| Work task |
Print each entry below precisely as shown.

--*--

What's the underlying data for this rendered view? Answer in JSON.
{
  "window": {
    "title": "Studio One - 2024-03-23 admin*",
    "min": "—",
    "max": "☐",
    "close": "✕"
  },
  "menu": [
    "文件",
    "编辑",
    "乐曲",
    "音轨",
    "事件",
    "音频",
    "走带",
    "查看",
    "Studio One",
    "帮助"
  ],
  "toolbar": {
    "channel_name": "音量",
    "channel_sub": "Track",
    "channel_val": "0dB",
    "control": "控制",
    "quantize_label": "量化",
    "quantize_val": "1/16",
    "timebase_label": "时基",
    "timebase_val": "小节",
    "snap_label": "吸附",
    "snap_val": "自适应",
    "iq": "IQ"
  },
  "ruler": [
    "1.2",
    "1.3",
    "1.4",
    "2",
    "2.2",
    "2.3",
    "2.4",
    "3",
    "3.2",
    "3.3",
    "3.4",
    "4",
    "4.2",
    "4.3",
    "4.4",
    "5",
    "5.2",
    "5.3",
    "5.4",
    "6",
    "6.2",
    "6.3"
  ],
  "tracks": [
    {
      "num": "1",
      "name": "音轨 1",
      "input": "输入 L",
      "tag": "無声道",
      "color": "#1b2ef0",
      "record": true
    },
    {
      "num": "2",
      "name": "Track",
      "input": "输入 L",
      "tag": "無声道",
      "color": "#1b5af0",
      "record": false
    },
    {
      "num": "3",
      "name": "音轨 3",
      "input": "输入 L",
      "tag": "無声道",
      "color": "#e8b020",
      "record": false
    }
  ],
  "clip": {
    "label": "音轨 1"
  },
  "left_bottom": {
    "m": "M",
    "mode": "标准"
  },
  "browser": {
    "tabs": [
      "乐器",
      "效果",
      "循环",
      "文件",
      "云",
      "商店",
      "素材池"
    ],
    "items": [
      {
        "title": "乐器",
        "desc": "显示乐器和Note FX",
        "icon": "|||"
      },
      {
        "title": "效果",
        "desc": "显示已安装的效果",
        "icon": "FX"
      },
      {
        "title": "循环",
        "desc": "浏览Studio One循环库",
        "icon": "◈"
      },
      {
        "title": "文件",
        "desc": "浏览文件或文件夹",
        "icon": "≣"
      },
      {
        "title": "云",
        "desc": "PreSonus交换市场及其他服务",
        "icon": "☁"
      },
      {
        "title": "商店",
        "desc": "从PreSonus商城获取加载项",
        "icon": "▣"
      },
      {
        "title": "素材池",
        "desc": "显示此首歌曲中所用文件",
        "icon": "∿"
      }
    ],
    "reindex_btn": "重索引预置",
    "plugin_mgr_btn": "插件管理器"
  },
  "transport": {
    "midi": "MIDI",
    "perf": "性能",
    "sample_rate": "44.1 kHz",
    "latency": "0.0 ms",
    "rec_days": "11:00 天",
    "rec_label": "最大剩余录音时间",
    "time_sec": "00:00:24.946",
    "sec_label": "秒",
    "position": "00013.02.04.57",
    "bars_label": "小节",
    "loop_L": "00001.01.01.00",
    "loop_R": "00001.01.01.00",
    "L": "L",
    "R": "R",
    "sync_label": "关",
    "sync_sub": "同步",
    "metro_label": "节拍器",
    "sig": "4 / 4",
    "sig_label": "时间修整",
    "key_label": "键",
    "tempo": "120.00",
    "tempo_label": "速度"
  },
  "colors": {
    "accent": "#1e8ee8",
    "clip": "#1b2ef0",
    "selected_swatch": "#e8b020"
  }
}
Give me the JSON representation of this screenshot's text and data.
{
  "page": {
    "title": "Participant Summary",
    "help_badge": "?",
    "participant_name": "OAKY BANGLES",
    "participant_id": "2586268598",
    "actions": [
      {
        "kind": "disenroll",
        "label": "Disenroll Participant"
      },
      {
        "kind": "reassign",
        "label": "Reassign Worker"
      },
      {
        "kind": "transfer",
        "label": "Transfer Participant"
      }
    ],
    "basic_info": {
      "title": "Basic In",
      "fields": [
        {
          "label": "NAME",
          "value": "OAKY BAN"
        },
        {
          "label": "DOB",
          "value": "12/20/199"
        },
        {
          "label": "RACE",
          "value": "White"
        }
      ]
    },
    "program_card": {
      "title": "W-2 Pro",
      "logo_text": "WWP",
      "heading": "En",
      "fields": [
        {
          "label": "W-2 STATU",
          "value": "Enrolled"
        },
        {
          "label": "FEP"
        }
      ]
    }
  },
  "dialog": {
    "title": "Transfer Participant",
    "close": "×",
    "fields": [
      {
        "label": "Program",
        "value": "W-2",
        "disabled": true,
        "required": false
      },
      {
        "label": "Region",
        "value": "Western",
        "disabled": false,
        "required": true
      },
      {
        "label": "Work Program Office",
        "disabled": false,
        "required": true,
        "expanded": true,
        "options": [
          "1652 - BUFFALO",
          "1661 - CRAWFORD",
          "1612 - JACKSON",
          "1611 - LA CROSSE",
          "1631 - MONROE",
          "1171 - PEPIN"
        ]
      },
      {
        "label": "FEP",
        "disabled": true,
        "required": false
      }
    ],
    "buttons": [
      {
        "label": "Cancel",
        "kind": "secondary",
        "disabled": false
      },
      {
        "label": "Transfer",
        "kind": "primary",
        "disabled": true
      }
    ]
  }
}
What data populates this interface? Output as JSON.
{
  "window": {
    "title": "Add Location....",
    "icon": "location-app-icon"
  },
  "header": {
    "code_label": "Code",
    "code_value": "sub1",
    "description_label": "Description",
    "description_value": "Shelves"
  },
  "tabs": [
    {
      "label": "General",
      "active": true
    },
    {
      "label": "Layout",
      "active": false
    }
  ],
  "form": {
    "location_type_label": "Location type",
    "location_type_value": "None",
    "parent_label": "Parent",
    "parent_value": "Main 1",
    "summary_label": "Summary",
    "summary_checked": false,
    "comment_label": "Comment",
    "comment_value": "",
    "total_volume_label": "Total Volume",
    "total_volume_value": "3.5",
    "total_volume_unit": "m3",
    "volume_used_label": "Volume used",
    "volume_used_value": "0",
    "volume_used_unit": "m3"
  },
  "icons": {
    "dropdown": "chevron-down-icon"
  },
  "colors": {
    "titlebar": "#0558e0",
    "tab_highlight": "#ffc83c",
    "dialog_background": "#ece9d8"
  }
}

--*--

| Your solution |
What's the underlying data for this rendered view? Answer in JSON.
{
  "window": {
    "title": "Studio One - 2024-03-23 admin*",
    "min": "—",
    "max": "☐",
    "close": "✕"
  },
  "menu": [
    "文件",
    "编辑",
    "乐曲",
    "音轨",
    "事件",
    "音频",
    "走带",
    "查看",
    "Studio One",
    "帮助"
  ],
  "toolbar": {
    "channel_name": "音量",
    "channel_sub": "Track",
    "channel_val": "0dB",
    "control": "控制",
    "quantize_label": "量化",
    "quantize_val": "1/16",
    "timebase_label": "时基",
    "timebase_val": "小节",
    "snap_label": "吸附",
    "snap_val": "自适应",
    "iq": "IQ"
  },
  "ruler": [
    "1.2",
    "1.3",
    "1.4",
    "2",
    "2.2",
    "2.3",
    "2.4",
    "3",
    "3.2",
    "3.3",
    "3.4",
    "4",
    "4.2",
    "4.3",
    "4.4",
    "5",
    "5.2",
    "5.3",
    "5.4",
    "6",
    "6.2",
    "6.3"
  ],
  "tracks": [
    {
      "num": "1",
      "name": "音轨 1",
      "input": "输入 L",
      "tag": "無声道",
      "color": "#1b2ef0",
      "record": true
    },
    {
      "num": "2",
      "name": "Track",
      "input": "输入 L",
      "tag": "無声道",
      "color": "#1b5af0",
      "record": false
    },
    {
      "num": "3",
      "name": "音轨 3",
      "input": "输入 L",
      "tag": "無声道",
      "color": "#e8b020",
      "record": false
    }
  ],
  "clip": {
    "label": "音轨 1"
  },
  "left_bottom": {
    "m": "M",
    "mode": "标准"
  },
  "browser": {
    "tabs": [
      "乐器",
      "效果",
      "循环",
      "文件",
      "云",
      "商店",
      "素材池"
    ],
    "items": [
      {
        "title": "乐器",
        "desc": "显示乐器和Note FX",
        "icon": "|||"
      },
      {
        "title": "效果",
        "desc": "显示已安装的效果",
        "icon": "FX"
      },
      {
        "title": "循环",
        "desc": "浏览Studio One循环库",
        "icon": "◈"
      },
      {
        "title": "文件",
        "desc": "浏览文件或文件夹",
        "icon": "≣"
      },
      {
        "title": "云",
        "desc": "PreSonus交换市场及其他服务",
        "icon": "☁"
      },
      {
        "title": "商店",
        "desc": "从PreSonus商城获取加载项",
        "icon": "▣"
      },
      {
        "title": "素材池",
        "desc": "显示此首歌曲中所用文件",
        "icon": "∿"
      }
    ],
    "reindex_btn": "重索引预置",
    "plugin_mgr_btn": "插件管理器"
  },
  "transport": {
    "midi": "MIDI",
    "perf": "性能",
    "sample_rate": "44.1 kHz",
    "latency": "0.0 ms",
    "rec_days": "11:00 天",
    "rec_label": "最大剩余录音时间",
    "time_sec": "00:00:24.946",
    "sec_label": "秒",
    "position": "00013.02.04.57",
    "bars_label": "小节",
    "loop_L": "00001.01.01.00",
    "loop_R": "00001.01.01.00",
    "L": "L",
    "R": "R",
    "sync_label": "关",
    "sync_sub": "同步",
    "metro_label": "节拍器",
    "sig": "4 / 4",
    "sig_label": "时间修整",
    "key_label": "键",
    "tempo": "120.00",
    "tempo_label": "速度"
  },
  "colors": {
    "accent": "#1e8ee8",
    "clip": "#1b2ef0",
    "selected_swatch": "#e8b020"
  }
}
Give me the JSON representation of this screenshot's text and data.
{
  "page": {
    "title": "Participant Summary",
    "help_badge": "?",
    "participant_name": "OAKY BANGLES",
    "participant_id": "2586268598",
    "actions": [
      {
        "kind": "disenroll",
        "label": "Disenroll Participant"
      },
      {
        "kind": "reassign",
        "label": "Reassign Worker"
      },
      {
        "kind": "transfer",
        "label": "Transfer Participant"
      }
    ],
    "basic_info": {
      "title": "Basic In",
      "fields": [
        {
          "label": "NAME",
          "value": "OAKY BAN"
        },
        {
          "label": "DOB",
          "value": "12/20/199"
        },
        {
          "label": "RACE",
          "value": "White"
        }
      ]
    },
    "program_card": {
      "title": "W-2 Pro",
      "logo_text": "WWP",
      "heading": "En",
      "fields": [
        {
          "label": "W-2 STATU",
          "value": "Enrolled"
        },
        {
          "label": "FEP"
        }
      ]
    }
  },
  "dialog": {
    "title": "Transfer Participant",
    "close": "×",
    "fields": [
      {
        "label": "Program",
        "value": "W-2",
        "disabled": true,
        "required": false
      },
      {
        "label": "Region",
        "value": "Western",
        "disabled": false,
        "required": true
      },
      {
        "label": "Work Program Office",
        "disabled": false,
        "required": true,
        "expanded": true,
        "options": [
          "1652 - BUFFALO",
          "1661 - CRAWFORD",
          "1612 - JACKSON",
          "1611 - LA CROSSE",
          "1631 - MONROE",
          "1171 - PEPIN"
        ]
      },
      {
        "label": "FEP",
        "disabled": true,
        "required": false
      }
    ],
    "buttons": [
      {
        "label": "Cancel",
        "kind": "secondary",
        "disabled": false
      },
      {
        "label": "Transfer",
        "kind": "primary",
        "disabled": true
      }
    ]
  }
}
What data populates this interface? Output as JSON.
{
  "window": {
    "title": "Add Location....",
    "icon": "location-app-icon"
  },
  "header": {
    "code_label": "Code",
    "code_value": "sub1",
    "description_label": "Description",
    "description_value": "Shelves"
  },
  "tabs": [
    {
      "label": "General",
      "active": true
    },
    {
      "label": "Layout",
      "active": false
    }
  ],
  "form": {
    "location_type_label": "Location type",
    "location_type_value": "None",
    "parent_label": "Parent",
    "parent_value": "Main 1",
    "summary_label": "Summary",
    "summary_checked": false,
    "comment_label": "Comment",
    "comment_value": "",
    "total_volume_label": "Total Volume",
    "total_volume_value": "3.5",
    "total_volume_unit": "m3",
    "volume_used_label": "Volume used",
    "volume_used_value": "0",
    "volume_used_unit": "m3"
  },
  "icons": {
    "dropdown": "chevron-down-icon"
  },
  "colors": {
    "titlebar": "#0558e0",
    "tab_highlight": "#ffc83c",
    "dialog_background": "#ece9d8"
  }
}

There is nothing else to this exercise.